-- Opening Marker --

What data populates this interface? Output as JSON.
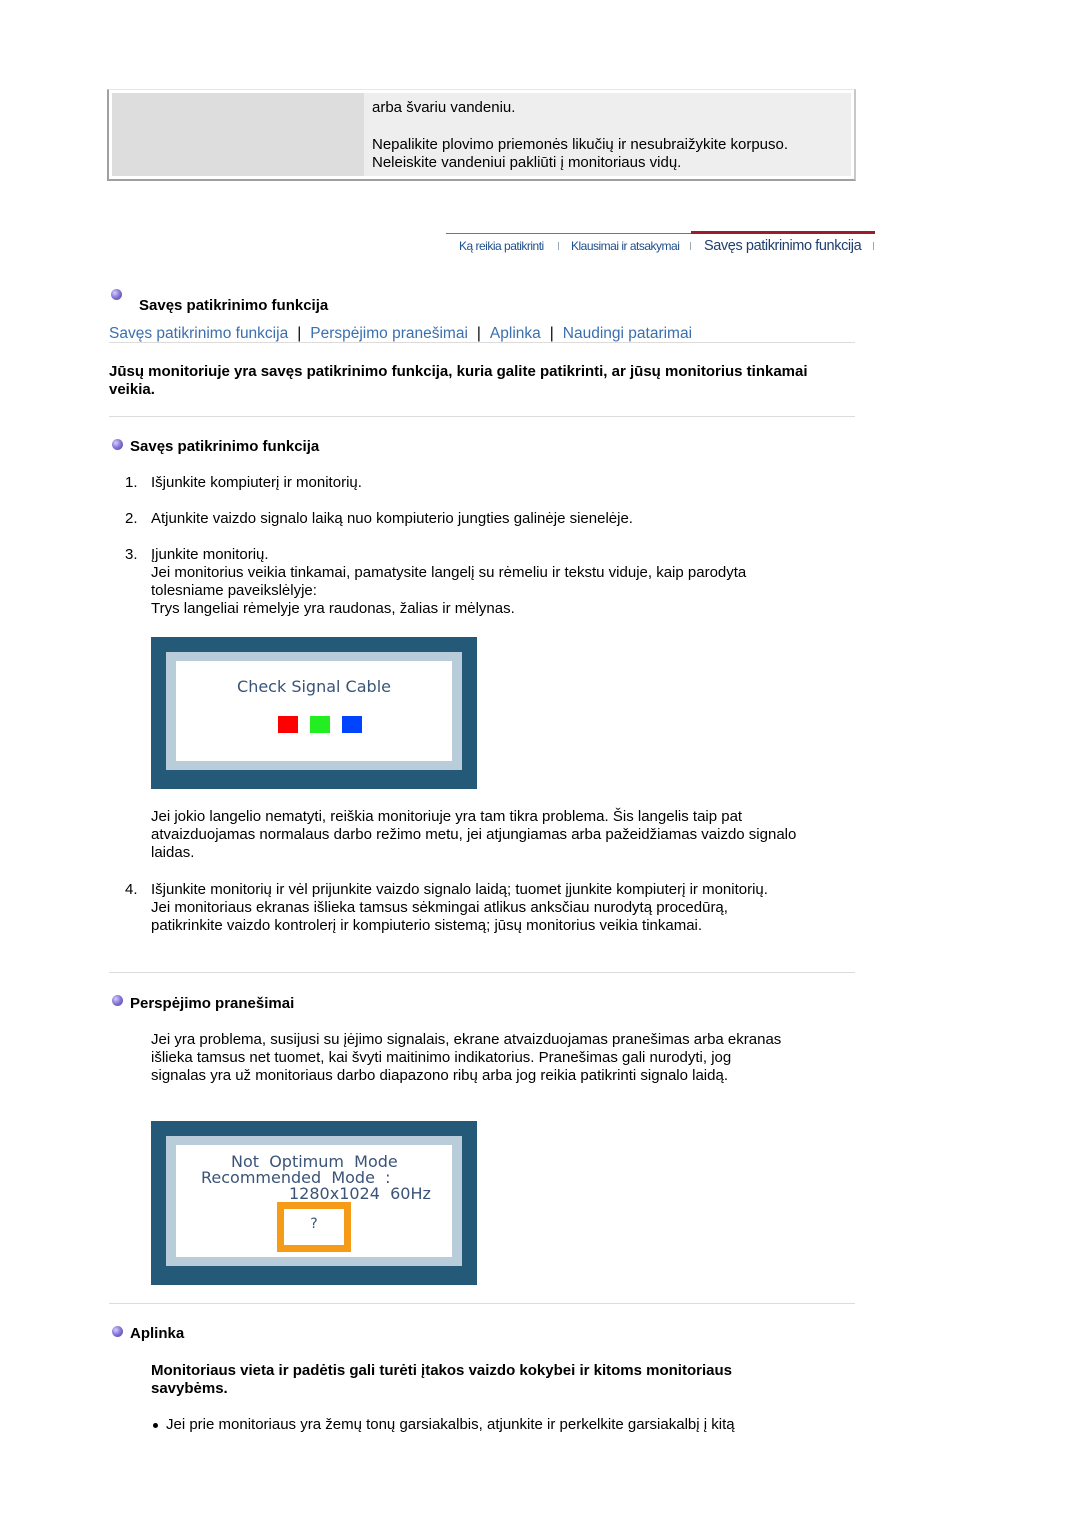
{
  "top_table": {
    "line1": "arba švariu vandeniu.",
    "line2": "Nepalikite plovimo priemonės likučių ir nesubraižykite korpuso.",
    "line3": "Neleiskite vandeniui pakliūti į monitoriaus vidų."
  },
  "tabs": [
    {
      "label": "Ką reikia patikrinti",
      "active": false
    },
    {
      "label": "Klausimai ir atsakymai",
      "active": false
    },
    {
      "label": "Savęs patikrinimo funkcija",
      "active": true
    }
  ],
  "page_title": "Savęs patikrinimo funkcija",
  "nav_links": [
    {
      "label": "Savęs patikrinimo funkcija"
    },
    {
      "label": "Perspėjimo pranešimai"
    },
    {
      "label": "Aplinka"
    },
    {
      "label": "Naudingi patarimai"
    }
  ],
  "nav_separator": "|",
  "intro": "Jūsų monitoriuje yra savęs patikrinimo funkcija, kuria galite patikrinti, ar jūsų monitorius tinkamai veikia.",
  "section1": {
    "title": "Savęs patikrinimo funkcija",
    "steps": [
      {
        "num": "1.",
        "lines": [
          "Išjunkite kompiuterį ir monitorių."
        ]
      },
      {
        "num": "2.",
        "lines": [
          "Atjunkite vaizdo signalo laiką nuo kompiuterio jungties galinėje sienelėje."
        ]
      },
      {
        "num": "3.",
        "lines": [
          "Įjunkite monitorių.",
          "Jei monitorius veikia tinkamai, pamatysite langelį su rėmeliu ir tekstu viduje, kaip parodyta tolesniame paveikslėlyje:",
          "Trys langeliai rėmelyje yra raudonas, žalias ir mėlynas."
        ]
      },
      {
        "num": "4.",
        "lines": [
          "Išjunkite monitorių ir vėl prijunkite vaizdo signalo laidą; tuomet įjunkite kompiuterį ir monitorių.",
          "Jei monitoriaus ekranas išlieka tamsus sėkmingai atlikus anksčiau nurodytą procedūrą, patikrinkite vaizdo kontrolerį ir kompiuterio sistemą; jūsų monitorius veikia tinkamai."
        ]
      }
    ],
    "screen1": {
      "message": "Check Signal Cable",
      "squares": [
        "#ff0000",
        "#22ee22",
        "#0044ff"
      ]
    },
    "after_screen": "Jei jokio langelio nematyti, reiškia monitoriuje yra tam tikra problema. Šis langelis taip pat atvaizduojamas normalaus darbo režimo metu, jei atjungiamas arba pažeidžiamas vaizdo signalo laidas."
  },
  "section2": {
    "title": "Perspėjimo pranešimai",
    "text": "Jei yra problema, susijusi su įėjimo signalais, ekrane atvaizduojamas pranešimas arba ekranas išlieka tamsus net tuomet, kai švyti maitinimo indikatorius. Pranešimas gali nurodyti, jog signalas yra už monitoriaus darbo diapazono ribų arba jog reikia patikrinti signalo laidą.",
    "screen2": {
      "line1": "Not  Optimum  Mode",
      "line2": "Recommended  Mode  :",
      "line3": "1280x1024  60Hz",
      "box_text": "?",
      "box_color": "#f59b18"
    }
  },
  "section3": {
    "title": "Aplinka",
    "bold_text": "Monitoriaus vieta ir padėtis gali turėti įtakos vaizdo kokybei ir kitoms monitoriaus savybėms.",
    "bullets": [
      "Jei prie monitoriaus yra žemų tonų garsiakalbis, atjunkite ir perkelkite garsiakalbį į kitą"
    ]
  },
  "colors": {
    "link": "#3a6fb0",
    "tab_active_underline": "#9b1c2a",
    "screen_frame": "#245a78"
  }
}
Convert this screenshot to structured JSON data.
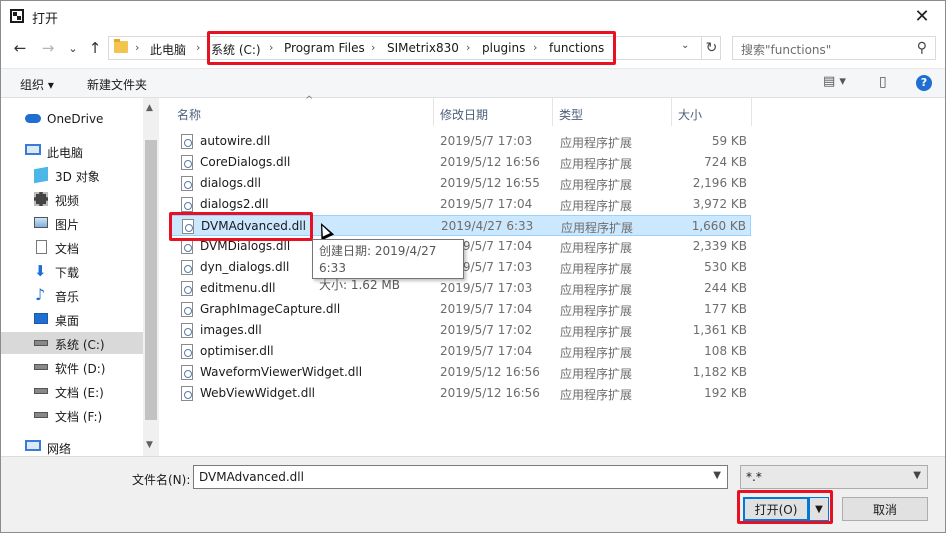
{
  "window": {
    "title": "打开",
    "close_symbol": "✕"
  },
  "nav": {
    "back": "←",
    "forward": "→",
    "recent": "⌄",
    "up": "↑"
  },
  "breadcrumb": {
    "root": "此电脑",
    "items": [
      "系统 (C:)",
      "Program Files",
      "SIMetrix830",
      "plugins",
      "functions"
    ],
    "separator": "›",
    "refresh": "↻",
    "dropdown": "⌄"
  },
  "search": {
    "placeholder": "搜索\"functions\"",
    "icon": "⚲"
  },
  "toolbar": {
    "organize": "组织 ▾",
    "new_folder": "新建文件夹",
    "view_icon": "▤ ▾",
    "pane_icon": "▯",
    "help": "?"
  },
  "sidebar": {
    "items": [
      {
        "label": "OneDrive",
        "icon": "cloud-icon"
      },
      {
        "label": "此电脑",
        "icon": "computer-icon"
      },
      {
        "label": "3D 对象",
        "icon": "cube-icon"
      },
      {
        "label": "视频",
        "icon": "video-icon"
      },
      {
        "label": "图片",
        "icon": "picture-icon"
      },
      {
        "label": "文档",
        "icon": "document-icon"
      },
      {
        "label": "下载",
        "icon": "download-icon"
      },
      {
        "label": "音乐",
        "icon": "music-icon"
      },
      {
        "label": "桌面",
        "icon": "desktop-icon"
      },
      {
        "label": "系统 (C:)",
        "icon": "drive-icon"
      },
      {
        "label": "软件 (D:)",
        "icon": "drive-icon"
      },
      {
        "label": "文档 (E:)",
        "icon": "drive-icon"
      },
      {
        "label": "文档 (F:)",
        "icon": "drive-icon"
      },
      {
        "label": "网络",
        "icon": "network-icon"
      }
    ],
    "selected_index": 9
  },
  "columns": {
    "name": "名称",
    "date": "修改日期",
    "type": "类型",
    "size": "大小"
  },
  "files": [
    {
      "name": "autowire.dll",
      "date": "2019/5/7 17:03",
      "type": "应用程序扩展",
      "size": "59 KB"
    },
    {
      "name": "CoreDialogs.dll",
      "date": "2019/5/12 16:56",
      "type": "应用程序扩展",
      "size": "724 KB"
    },
    {
      "name": "dialogs.dll",
      "date": "2019/5/12 16:55",
      "type": "应用程序扩展",
      "size": "2,196 KB"
    },
    {
      "name": "dialogs2.dll",
      "date": "2019/5/7 17:04",
      "type": "应用程序扩展",
      "size": "3,972 KB"
    },
    {
      "name": "DVMAdvanced.dll",
      "date": "2019/4/27 6:33",
      "type": "应用程序扩展",
      "size": "1,660 KB"
    },
    {
      "name": "DVMDialogs.dll",
      "date": "2019/5/7 17:04",
      "type": "应用程序扩展",
      "size": "2,339 KB"
    },
    {
      "name": "dyn_dialogs.dll",
      "date": "2019/5/7 17:03",
      "type": "应用程序扩展",
      "size": "530 KB"
    },
    {
      "name": "editmenu.dll",
      "date": "2019/5/7 17:03",
      "type": "应用程序扩展",
      "size": "244 KB"
    },
    {
      "name": "GraphImageCapture.dll",
      "date": "2019/5/7 17:04",
      "type": "应用程序扩展",
      "size": "177 KB"
    },
    {
      "name": "images.dll",
      "date": "2019/5/7 17:02",
      "type": "应用程序扩展",
      "size": "1,361 KB"
    },
    {
      "name": "optimiser.dll",
      "date": "2019/5/7 17:04",
      "type": "应用程序扩展",
      "size": "108 KB"
    },
    {
      "name": "WaveformViewerWidget.dll",
      "date": "2019/5/12 16:56",
      "type": "应用程序扩展",
      "size": "1,182 KB"
    },
    {
      "name": "WebViewWidget.dll",
      "date": "2019/5/12 16:56",
      "type": "应用程序扩展",
      "size": "192 KB"
    }
  ],
  "selected_file_index": 4,
  "tooltip": {
    "created": "创建日期: 2019/4/27 6:33",
    "size": "大小: 1.62 MB"
  },
  "bottom": {
    "filename_label": "文件名(N):",
    "filename_value": "DVMAdvanced.dll",
    "filter_value": "*.*",
    "open_label": "打开(O)",
    "cancel_label": "取消"
  },
  "colors": {
    "highlight": "#e81123",
    "selection": "#cce8ff",
    "accent": "#0078d7"
  }
}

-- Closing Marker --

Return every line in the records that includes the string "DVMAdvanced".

Output of the exercise:
      "name": "DVMAdvanced.dll",
    "filename_value": "DVMAdvanced.dll",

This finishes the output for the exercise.